Eight children and teens linked to the accused Philadelphia basement captors were in protective custody on Wednesday, including a teen so badly abused that “it makes you want to cry,” the city’s police commissioner said.
Four accused captors are charged with kidnapping four mentally handicapped adults, each with the capacity of a 10-year-old child, found in a basement dungeon in what authorities said was a scheme to steal their Social Security disability checks.
The four adults were discovered malnourished and imprisoned in the filthy basement room over the weekend. One was chained to a furnace. Authorities said two of those held had been captive for roughly 11 years.
Police said they also had eight children and teens in protective custody, the youngest a 2-year-old, and were working to determine the nature of their relationships with both the suspects and captives.
One of the teens, Beatrice Weston, 19, is a niece of suspect Linda Ann Weston and had been beaten and tortured, Police Commissioner Charles Ramsey said. She had been reported missing in 2009.
Philadelphia Mayor Michael Nutter said he was not certain the word “horrific” was adequate to describe the situation.
“This is sheer madness,” Nutter told a news conference, adding the case was an “incredibly tangled web of horror.”
More than 30 years ago, Weston was convicted of starving to death a 25-year-old man in her apartment in North Philadelphia and served eight years in prison, authorities said.
Police say there may be as many as 50 victims in multiple states in the case.
The case could be among the first of its kind prosecuted as a federal hate crime, according to a law-enforcement official who was not authorized to discuss the case publicly and spoke to The Associated Press on condition of anonymity.
The 2009 Matthew Shepard and James Byrd Jr. Hate Crimes Prevention Act is named for two victims of notorious hate-based killings and expands earlier federal hate crimes law to include sexual orientation or disability, among other things.
Weston was legally disqualified from cashing the victims’ government disability checks because of her criminal past.

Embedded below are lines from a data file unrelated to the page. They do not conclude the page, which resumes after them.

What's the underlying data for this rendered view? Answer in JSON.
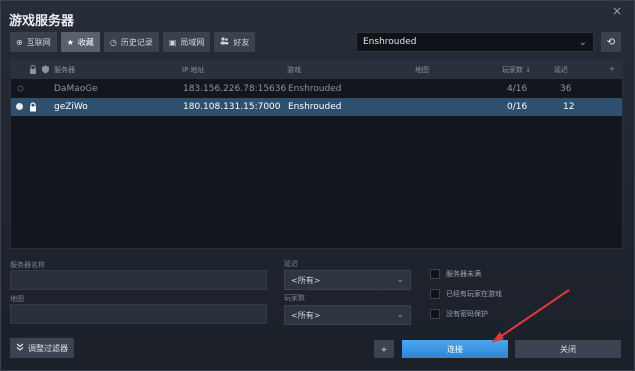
{
  "window": {
    "title": "游戏服务器",
    "close_label": "×"
  },
  "tabs": [
    {
      "label": "互联网",
      "icon": "globe-icon",
      "glyph": "⊕"
    },
    {
      "label": "收藏",
      "icon": "star-icon",
      "glyph": "★"
    },
    {
      "label": "历史记录",
      "icon": "clock-icon",
      "glyph": "◷"
    },
    {
      "label": "局域网",
      "icon": "lan-icon",
      "glyph": "▣"
    },
    {
      "label": "好友",
      "icon": "friends-icon",
      "glyph": "👥"
    }
  ],
  "game_filter": {
    "value": "Enshrouded",
    "chevron": "⌄",
    "refresh_glyph": "⟲"
  },
  "table": {
    "columns": [
      "服务器",
      "IP 地址",
      "游戏",
      "地图",
      "玩家数 ↓",
      "延迟",
      "+"
    ],
    "rows": [
      {
        "name": "DaMaoGe",
        "ip": "183.156.226.78:15636",
        "game": "Enshrouded",
        "map": "",
        "players": "4/16",
        "latency": "36"
      },
      {
        "name": "geZiWo",
        "ip": "180.108.131.15:7000",
        "game": "Enshrouded",
        "map": "",
        "players": "0/16",
        "latency": "12"
      }
    ]
  },
  "filters": {
    "server_name_label": "服务器名称",
    "map_label": "地图",
    "latency_label": "延迟",
    "latency_value": "<所有>",
    "players_label": "玩家数",
    "players_value": "<所有>",
    "check_not_full": "服务器未满",
    "check_has_players": "已经有玩家在游戏",
    "check_no_password": "没有密码保护"
  },
  "buttons": {
    "advanced": "调整过滤器",
    "add": "+",
    "connect": "连接",
    "close": "关闭"
  },
  "colors": {
    "accent": "#2c85d6",
    "selected_row": "#2f4f6f",
    "arrow": "#e0383d"
  }
}
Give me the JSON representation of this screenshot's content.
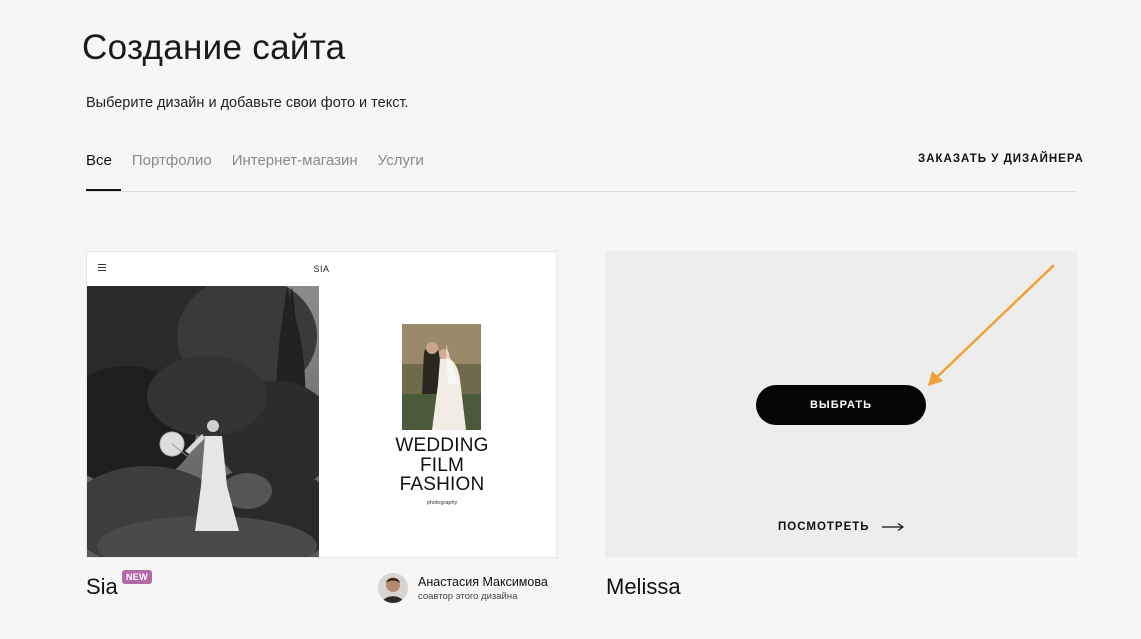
{
  "header": {
    "title": "Создание сайта",
    "subtitle": "Выберите дизайн и добавьте свои фото и текст."
  },
  "tabs": [
    {
      "label": "Все",
      "active": true
    },
    {
      "label": "Портфолио",
      "active": false
    },
    {
      "label": "Интернет-магазин",
      "active": false
    },
    {
      "label": "Услуги",
      "active": false
    }
  ],
  "order_designer_label": "ЗАКАЗАТЬ У ДИЗАЙНЕРА",
  "templates": [
    {
      "name": "Sia",
      "badge": "NEW",
      "preview": {
        "site_name": "SIA",
        "headline_lines": [
          "WEDDING",
          "FILM",
          "FASHION"
        ],
        "tagline": "photography"
      },
      "author": {
        "name": "Анастасия Максимова",
        "role": "соавтор этого дизайна"
      }
    },
    {
      "name": "Melissa",
      "select_label": "ВЫБРАТЬ",
      "view_label": "ПОСМОТРЕТЬ"
    }
  ],
  "colors": {
    "background": "#f6f6f6",
    "badge": "#b06aa8",
    "annotation_arrow": "#f0a035",
    "button": "#050505"
  }
}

But she apparently did anyway, enabled in part by a lack of accountability and follow-through by government agencies and police.
[Editor’s Note: Read the original report of the arrests here.]